| Problem to solve |
Wherever a picture sits, omit it. Output the rest of the listing exactly.
***
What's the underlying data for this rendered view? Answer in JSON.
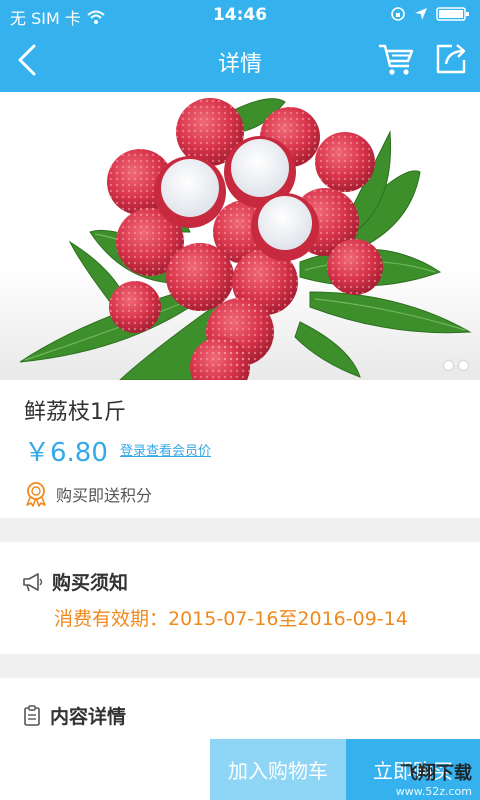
{
  "status_bar": {
    "carrier": "无 SIM 卡",
    "time": "14:46"
  },
  "nav": {
    "title": "详情"
  },
  "product": {
    "name": "鲜荔枝1斤",
    "price": "￥6.80",
    "member_price_link": "登录查看会员价",
    "points_text": "购买即送积分"
  },
  "carousel": {
    "page_count": 2
  },
  "purchase_notice": {
    "heading": "购买须知",
    "validity": "消费有效期：2015-07-16至2016-09-14"
  },
  "details": {
    "heading": "内容详情"
  },
  "actions": {
    "add_to_cart": "加入购物车",
    "buy_now": "立即购买"
  },
  "watermark": {
    "brand": "飞翔下载",
    "url": "www.52z.com"
  },
  "colors": {
    "brand_blue": "#35b2ee",
    "orange": "#f08a1c"
  }
}
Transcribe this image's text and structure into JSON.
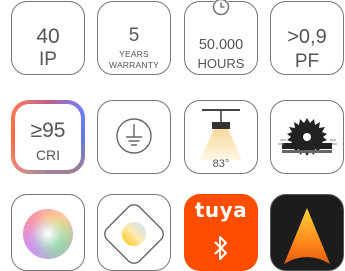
{
  "tiles": {
    "ip": {
      "value": "40",
      "unit": "IP"
    },
    "warranty": {
      "value": "5",
      "line1": "YEARS",
      "line2": "WARRANTY"
    },
    "lifetime": {
      "value": "50.000",
      "unit": "HOURS"
    },
    "power_factor": {
      "value": ">0,9",
      "unit": "PF"
    },
    "cri": {
      "value": "≥95",
      "unit": "CRI"
    },
    "beam_angle": {
      "value": "83°"
    },
    "tuya": {
      "brand": "tuya"
    }
  },
  "icons": [
    "ip-rating-icon",
    "warranty-icon",
    "lifetime-clock-icon",
    "power-factor-icon",
    "cri-rainbow-icon",
    "earth-ground-icon",
    "beam-angle-lamp-icon",
    "saw-blade-icon",
    "color-wheel-icon",
    "color-temperature-icon",
    "bluetooth-icon",
    "app-logo-icon"
  ],
  "colors": {
    "tile_border": "#777777",
    "text": "#555555",
    "tuya_orange": "#ff4d00"
  }
}
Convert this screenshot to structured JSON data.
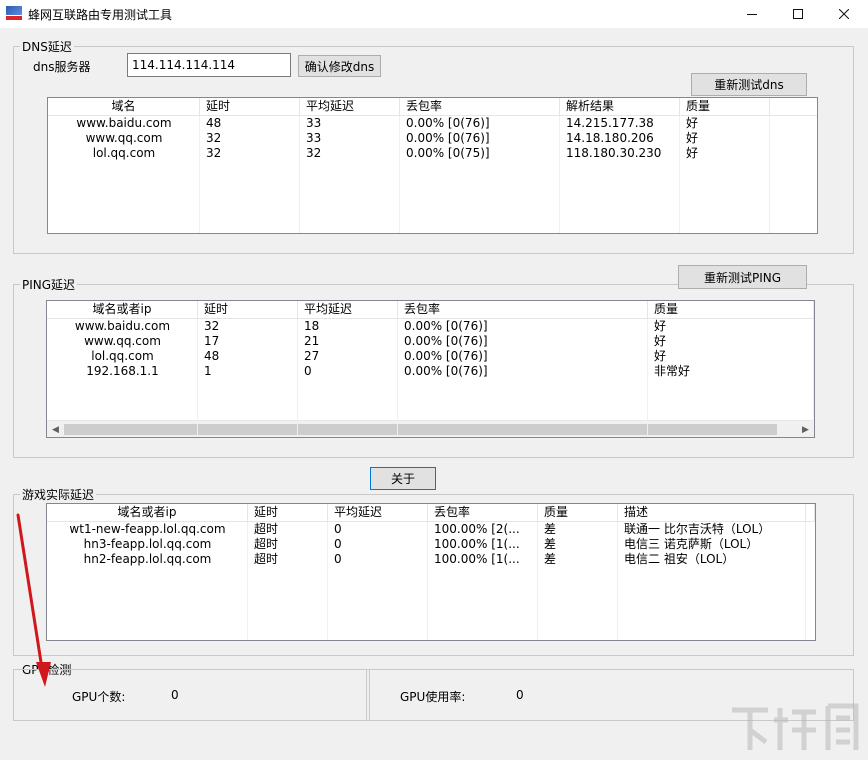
{
  "window": {
    "title": "蜂网互联路由专用测试工具",
    "min_icon": "minimize-icon",
    "max_icon": "maximize-icon",
    "close_icon": "close-icon"
  },
  "dns": {
    "legend": "DNS延迟",
    "server_label": "dns服务器",
    "server_value": "114.114.114.114",
    "confirm_button": "确认修改dns",
    "retest_button": "重新测试dns",
    "columns": [
      "域名",
      "延时",
      "平均延迟",
      "丢包率",
      "解析结果",
      "质量"
    ],
    "rows": [
      [
        "www.baidu.com",
        "48",
        "33",
        "0.00%    [0(76)]",
        "14.215.177.38",
        "好"
      ],
      [
        "www.qq.com",
        "32",
        "33",
        "0.00%    [0(76)]",
        "14.18.180.206",
        "好"
      ],
      [
        "lol.qq.com",
        "32",
        "32",
        "0.00%    [0(75)]",
        "118.180.30.230",
        "好"
      ]
    ]
  },
  "ping": {
    "legend": "PING延迟",
    "retest_button": "重新测试PING",
    "columns": [
      "域名或者ip",
      "延时",
      "平均延迟",
      "丢包率",
      "质量"
    ],
    "rows": [
      [
        "www.baidu.com",
        "32",
        "18",
        "0.00%    [0(76)]",
        "好"
      ],
      [
        "www.qq.com",
        "17",
        "21",
        "0.00%    [0(76)]",
        "好"
      ],
      [
        "lol.qq.com",
        "48",
        "27",
        "0.00%    [0(76)]",
        "好"
      ],
      [
        "192.168.1.1",
        "1",
        "0",
        "0.00%    [0(76)]",
        "非常好"
      ]
    ]
  },
  "about_button": "关于",
  "game": {
    "legend": "游戏实际延迟",
    "columns": [
      "域名或者ip",
      "延时",
      "平均延迟",
      "丢包率",
      "质量",
      "描述"
    ],
    "rows": [
      [
        "wt1-new-feapp.lol.qq.com",
        "超时",
        "0",
        "100.00%   [2(...",
        "差",
        "联通一 比尔吉沃特（LOL）"
      ],
      [
        "hn3-feapp.lol.qq.com",
        "超时",
        "0",
        "100.00%   [1(...",
        "差",
        "电信三 诺克萨斯（LOL）"
      ],
      [
        "hn2-feapp.lol.qq.com",
        "超时",
        "0",
        "100.00%   [1(...",
        "差",
        "电信二 祖安（LOL）"
      ]
    ]
  },
  "gpu": {
    "legend": "GPU检测",
    "count_label": "GPU个数:",
    "count_value": "0",
    "usage_label": "GPU使用率:",
    "usage_value": "0"
  },
  "colors": {
    "arrow": "#d0171c",
    "focus_border": "#0078d7"
  }
}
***
| Exercise answer |
What's the underlying data for this rendered view? Answer in JSON.
{
  "status_bar": {
    "carrier": "无 SIM 卡",
    "time": "14:46"
  },
  "nav": {
    "title": "详情"
  },
  "product": {
    "name": "鲜荔枝1斤",
    "price": "￥6.80",
    "member_price_link": "登录查看会员价",
    "points_text": "购买即送积分"
  },
  "carousel": {
    "page_count": 2
  },
  "purchase_notice": {
    "heading": "购买须知",
    "validity": "消费有效期：2015-07-16至2016-09-14"
  },
  "details": {
    "heading": "内容详情"
  },
  "actions": {
    "add_to_cart": "加入购物车",
    "buy_now": "立即购买"
  },
  "watermark": {
    "brand": "飞翔下载",
    "url": "www.52z.com"
  },
  "colors": {
    "brand_blue": "#35b2ee",
    "orange": "#f08a1c"
  }
}
Transcribe this image's text and structure into JSON.
{
  "tiles": {
    "ip": {
      "value": "40",
      "unit": "IP"
    },
    "warranty": {
      "value": "5",
      "line1": "YEARS",
      "line2": "WARRANTY"
    },
    "lifetime": {
      "value": "50.000",
      "unit": "HOURS"
    },
    "power_factor": {
      "value": ">0,9",
      "unit": "PF"
    },
    "cri": {
      "value": "≥95",
      "unit": "CRI"
    },
    "beam_angle": {
      "value": "83°"
    },
    "tuya": {
      "brand": "tuya"
    }
  },
  "icons": [
    "ip-rating-icon",
    "warranty-icon",
    "lifetime-clock-icon",
    "power-factor-icon",
    "cri-rainbow-icon",
    "earth-ground-icon",
    "beam-angle-lamp-icon",
    "saw-blade-icon",
    "color-wheel-icon",
    "color-temperature-icon",
    "bluetooth-icon",
    "app-logo-icon"
  ],
  "colors": {
    "tile_border": "#777777",
    "text": "#555555",
    "tuya_orange": "#ff4d00"
  }
}
Convert this screenshot to structured JSON data.
{
  "window": {
    "title": "蜂网互联路由专用测试工具",
    "min_icon": "minimize-icon",
    "max_icon": "maximize-icon",
    "close_icon": "close-icon"
  },
  "dns": {
    "legend": "DNS延迟",
    "server_label": "dns服务器",
    "server_value": "114.114.114.114",
    "confirm_button": "确认修改dns",
    "retest_button": "重新测试dns",
    "columns": [
      "域名",
      "延时",
      "平均延迟",
      "丢包率",
      "解析结果",
      "质量"
    ],
    "rows": [
      [
        "www.baidu.com",
        "48",
        "33",
        "0.00%    [0(76)]",
        "14.215.177.38",
        "好"
      ],
      [
        "www.qq.com",
        "32",
        "33",
        "0.00%    [0(76)]",
        "14.18.180.206",
        "好"
      ],
      [
        "lol.qq.com",
        "32",
        "32",
        "0.00%    [0(75)]",
        "118.180.30.230",
        "好"
      ]
    ]
  },
  "ping": {
    "legend": "PING延迟",
    "retest_button": "重新测试PING",
    "columns": [
      "域名或者ip",
      "延时",
      "平均延迟",
      "丢包率",
      "质量"
    ],
    "rows": [
      [
        "www.baidu.com",
        "32",
        "18",
        "0.00%    [0(76)]",
        "好"
      ],
      [
        "www.qq.com",
        "17",
        "21",
        "0.00%    [0(76)]",
        "好"
      ],
      [
        "lol.qq.com",
        "48",
        "27",
        "0.00%    [0(76)]",
        "好"
      ],
      [
        "192.168.1.1",
        "1",
        "0",
        "0.00%    [0(76)]",
        "非常好"
      ]
    ]
  },
  "about_button": "关于",
  "game": {
    "legend": "游戏实际延迟",
    "columns": [
      "域名或者ip",
      "延时",
      "平均延迟",
      "丢包率",
      "质量",
      "描述"
    ],
    "rows": [
      [
        "wt1-new-feapp.lol.qq.com",
        "超时",
        "0",
        "100.00%   [2(...",
        "差",
        "联通一 比尔吉沃特（LOL）"
      ],
      [
        "hn3-feapp.lol.qq.com",
        "超时",
        "0",
        "100.00%   [1(...",
        "差",
        "电信三 诺克萨斯（LOL）"
      ],
      [
        "hn2-feapp.lol.qq.com",
        "超时",
        "0",
        "100.00%   [1(...",
        "差",
        "电信二 祖安（LOL）"
      ]
    ]
  },
  "gpu": {
    "legend": "GPU检测",
    "count_label": "GPU个数:",
    "count_value": "0",
    "usage_label": "GPU使用率:",
    "usage_value": "0"
  },
  "colors": {
    "arrow": "#d0171c",
    "focus_border": "#0078d7"
  }
}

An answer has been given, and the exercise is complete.